Thursday, March 29, 2012

A few September Missouri plants

More untimely yet chronological posts!

silvery lichen close up
A hike to The Place of Great Moss almost always delivers. Any time after some rain, except in the very hottest months, this one area just glows with soft bright green mosses and silvery lichen.

Lichens are composite organisms of a fungus and an alga or two. They’ve plunked lichen in the fungal kingdom. I have no beef with that.

(Also, I didn’t put that leaf there. I just showed up.)

moss and lichen hill
Special scratch-n-sniff image!
I hope you can feel the soft and moist in this photo, and if you (lightly!) scratch your screen you should be able to smell it—soft air, wet leaves, and damp earth and green. It’s just beautiful! I don’t know why there’s such a big swath of moss growing here…nothing else on this bluff in either direction looks much different…maybe some mysterious mineral deposit makes for prime conditions for this luscious moss neighborhood?

There are many different kinds of moss growing here. I’ve got my hands full with mushrooms, so unless I stumble upon their ID (see below), they’re just “moss.” Nothing personal.

Next is a tiny beauty that I actually revisited with my tripod. Looking down on the whole plant, it was ornate soft sparkles, which I simply could not capture. The texture of the flower heads made them stand out in organized patches, but the colors were too subtle for my camera to differentiate enough to show. Or, it could have been my own ineptitude. I tried! I swore a little!

Still, there was a lot going on in each flower head. Very tiny white-to-pink 4-petaled flowers, maybe 1/16”, and 3-lobed seed pods forming right next to them, green with blushes of rich red.

several toothed spurge flower heads
Euphorbia dentata, “toothed spurge.”  Please view large.

Euphorbia dentata flower head
Above, toothed spurge seedpods.

toothed spurge on fingers-001

TINY flowers.

It's considered a "noxious weed" by the USDA, so that's pretty bad.

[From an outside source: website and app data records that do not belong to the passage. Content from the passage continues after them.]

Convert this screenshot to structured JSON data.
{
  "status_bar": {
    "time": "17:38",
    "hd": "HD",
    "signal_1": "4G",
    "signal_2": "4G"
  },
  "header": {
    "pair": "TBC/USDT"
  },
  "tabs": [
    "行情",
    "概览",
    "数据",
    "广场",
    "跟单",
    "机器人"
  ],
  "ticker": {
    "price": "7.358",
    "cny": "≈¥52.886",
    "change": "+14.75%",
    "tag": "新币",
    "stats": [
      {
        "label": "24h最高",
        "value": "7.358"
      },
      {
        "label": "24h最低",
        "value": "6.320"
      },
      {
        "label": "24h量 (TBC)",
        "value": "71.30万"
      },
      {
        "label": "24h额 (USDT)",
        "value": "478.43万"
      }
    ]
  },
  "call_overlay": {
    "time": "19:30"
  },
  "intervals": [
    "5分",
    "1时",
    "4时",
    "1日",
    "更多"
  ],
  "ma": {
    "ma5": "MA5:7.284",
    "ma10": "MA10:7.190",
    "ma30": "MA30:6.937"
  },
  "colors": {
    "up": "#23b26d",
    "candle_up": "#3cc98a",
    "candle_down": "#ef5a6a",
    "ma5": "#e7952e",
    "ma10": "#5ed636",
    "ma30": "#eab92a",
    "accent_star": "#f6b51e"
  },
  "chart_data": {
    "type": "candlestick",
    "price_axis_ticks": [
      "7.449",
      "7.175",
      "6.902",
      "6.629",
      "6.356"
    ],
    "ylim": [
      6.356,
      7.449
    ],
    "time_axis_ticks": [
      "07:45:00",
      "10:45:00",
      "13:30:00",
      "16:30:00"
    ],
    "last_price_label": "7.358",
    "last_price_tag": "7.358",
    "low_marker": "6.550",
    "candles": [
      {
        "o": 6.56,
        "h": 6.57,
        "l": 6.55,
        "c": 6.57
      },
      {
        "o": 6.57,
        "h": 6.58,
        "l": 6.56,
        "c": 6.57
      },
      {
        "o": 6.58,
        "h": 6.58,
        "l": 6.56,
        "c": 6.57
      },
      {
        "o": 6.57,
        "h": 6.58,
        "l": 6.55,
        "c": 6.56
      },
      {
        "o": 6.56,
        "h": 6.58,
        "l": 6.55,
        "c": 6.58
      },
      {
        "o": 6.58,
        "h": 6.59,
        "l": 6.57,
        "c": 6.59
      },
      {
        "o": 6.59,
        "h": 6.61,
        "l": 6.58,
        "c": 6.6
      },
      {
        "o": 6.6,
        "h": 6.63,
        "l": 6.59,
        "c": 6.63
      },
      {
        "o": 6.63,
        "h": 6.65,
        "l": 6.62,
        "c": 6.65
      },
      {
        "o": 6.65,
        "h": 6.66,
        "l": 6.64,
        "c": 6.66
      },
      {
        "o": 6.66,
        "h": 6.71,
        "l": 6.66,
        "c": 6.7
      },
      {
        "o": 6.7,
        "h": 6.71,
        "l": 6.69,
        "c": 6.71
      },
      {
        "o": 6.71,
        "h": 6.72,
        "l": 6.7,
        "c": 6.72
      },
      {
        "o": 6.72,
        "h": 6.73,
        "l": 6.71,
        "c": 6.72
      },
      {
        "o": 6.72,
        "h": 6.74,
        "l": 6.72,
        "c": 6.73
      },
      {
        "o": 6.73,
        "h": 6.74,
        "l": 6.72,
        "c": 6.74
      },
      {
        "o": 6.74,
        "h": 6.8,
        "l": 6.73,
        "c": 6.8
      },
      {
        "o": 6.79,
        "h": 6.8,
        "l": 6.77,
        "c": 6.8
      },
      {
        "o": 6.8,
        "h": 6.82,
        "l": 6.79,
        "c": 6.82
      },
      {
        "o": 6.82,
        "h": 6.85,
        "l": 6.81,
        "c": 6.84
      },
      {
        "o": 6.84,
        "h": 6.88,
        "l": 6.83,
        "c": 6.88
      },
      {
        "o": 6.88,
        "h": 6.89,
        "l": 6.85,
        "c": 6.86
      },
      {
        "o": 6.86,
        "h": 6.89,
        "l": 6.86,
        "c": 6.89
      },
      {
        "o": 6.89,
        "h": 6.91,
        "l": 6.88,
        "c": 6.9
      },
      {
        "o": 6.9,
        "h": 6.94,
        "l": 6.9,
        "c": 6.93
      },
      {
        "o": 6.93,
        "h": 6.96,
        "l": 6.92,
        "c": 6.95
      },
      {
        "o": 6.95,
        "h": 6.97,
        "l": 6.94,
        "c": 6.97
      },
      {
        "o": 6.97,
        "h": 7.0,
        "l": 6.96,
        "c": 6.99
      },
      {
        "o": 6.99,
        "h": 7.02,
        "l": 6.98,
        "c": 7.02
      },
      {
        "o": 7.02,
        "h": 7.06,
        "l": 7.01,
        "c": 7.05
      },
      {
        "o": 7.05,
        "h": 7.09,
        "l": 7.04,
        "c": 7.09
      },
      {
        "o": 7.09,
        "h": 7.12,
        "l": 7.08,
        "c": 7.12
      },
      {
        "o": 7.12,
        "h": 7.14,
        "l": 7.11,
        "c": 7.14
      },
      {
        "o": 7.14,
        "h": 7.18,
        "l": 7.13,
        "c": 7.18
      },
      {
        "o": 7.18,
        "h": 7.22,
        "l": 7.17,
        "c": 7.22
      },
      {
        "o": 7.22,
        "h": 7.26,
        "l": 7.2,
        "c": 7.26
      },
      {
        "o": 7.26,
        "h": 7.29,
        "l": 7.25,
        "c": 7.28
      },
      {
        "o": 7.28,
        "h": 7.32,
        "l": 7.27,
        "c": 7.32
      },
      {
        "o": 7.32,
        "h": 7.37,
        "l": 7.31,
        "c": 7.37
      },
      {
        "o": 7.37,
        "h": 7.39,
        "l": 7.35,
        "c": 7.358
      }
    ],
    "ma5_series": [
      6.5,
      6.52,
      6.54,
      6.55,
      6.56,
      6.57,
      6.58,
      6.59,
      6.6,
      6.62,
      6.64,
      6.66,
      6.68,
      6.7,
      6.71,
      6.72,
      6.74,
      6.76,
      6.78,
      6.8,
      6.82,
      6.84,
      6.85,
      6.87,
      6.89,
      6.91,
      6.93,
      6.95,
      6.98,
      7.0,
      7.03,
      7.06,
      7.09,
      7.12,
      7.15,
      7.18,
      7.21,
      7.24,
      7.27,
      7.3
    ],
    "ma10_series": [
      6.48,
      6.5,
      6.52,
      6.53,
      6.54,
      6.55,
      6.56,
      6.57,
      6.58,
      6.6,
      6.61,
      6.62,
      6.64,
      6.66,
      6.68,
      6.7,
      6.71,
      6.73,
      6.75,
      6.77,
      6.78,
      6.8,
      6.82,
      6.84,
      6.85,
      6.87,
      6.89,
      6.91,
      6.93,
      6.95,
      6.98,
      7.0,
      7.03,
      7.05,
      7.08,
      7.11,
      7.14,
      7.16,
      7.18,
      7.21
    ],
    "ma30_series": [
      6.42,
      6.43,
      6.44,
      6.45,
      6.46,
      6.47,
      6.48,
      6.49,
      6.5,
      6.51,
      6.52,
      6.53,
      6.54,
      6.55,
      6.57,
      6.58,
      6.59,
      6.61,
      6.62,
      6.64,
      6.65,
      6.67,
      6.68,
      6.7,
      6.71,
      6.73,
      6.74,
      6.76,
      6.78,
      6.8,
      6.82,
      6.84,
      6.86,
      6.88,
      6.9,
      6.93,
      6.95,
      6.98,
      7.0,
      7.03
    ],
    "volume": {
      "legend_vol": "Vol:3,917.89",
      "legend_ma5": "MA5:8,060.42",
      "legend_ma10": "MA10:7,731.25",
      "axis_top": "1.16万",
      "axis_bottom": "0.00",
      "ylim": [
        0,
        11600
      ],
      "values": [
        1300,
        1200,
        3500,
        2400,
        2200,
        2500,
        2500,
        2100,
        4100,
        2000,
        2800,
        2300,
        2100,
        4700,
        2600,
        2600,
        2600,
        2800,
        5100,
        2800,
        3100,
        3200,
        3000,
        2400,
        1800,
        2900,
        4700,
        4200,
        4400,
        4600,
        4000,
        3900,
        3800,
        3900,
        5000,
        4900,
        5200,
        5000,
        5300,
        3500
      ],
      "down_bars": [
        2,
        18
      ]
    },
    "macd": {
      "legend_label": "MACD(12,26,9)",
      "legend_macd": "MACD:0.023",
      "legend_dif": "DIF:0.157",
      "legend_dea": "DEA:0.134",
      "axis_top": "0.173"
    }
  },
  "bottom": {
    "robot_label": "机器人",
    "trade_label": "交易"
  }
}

Another source points out its milky latex, which can cause blisters and dermatitis, and don't get it in your eyes! Yet another says it has 5-lobed flowers, which it clearly does not, and my dumb little "Weeds," a Golden Guide, casually throws out that "All have numerous clusters of tiny male and female flowers that lack both sepals and petals." I dunno, those sure look like petals to me...

I confess I had shrugged and walked away, regarding finding a name for this one. There’s a lot of weedy-looking, small, common native plants that don’t get featured in most field guides. My only “weed” guide is my little 4 x 6 Golden Guide. The only reason I was able to identify this was because there happened to be a photo of it in the March issue of Missouri Conservationist!

I’ll keep trying to get a satisfying overall shot of this one. I thought it was a captivating little plant. Don't tell the Feds!

1 comment:

  1. that is one lovely noxious weed. the top image is wonderful!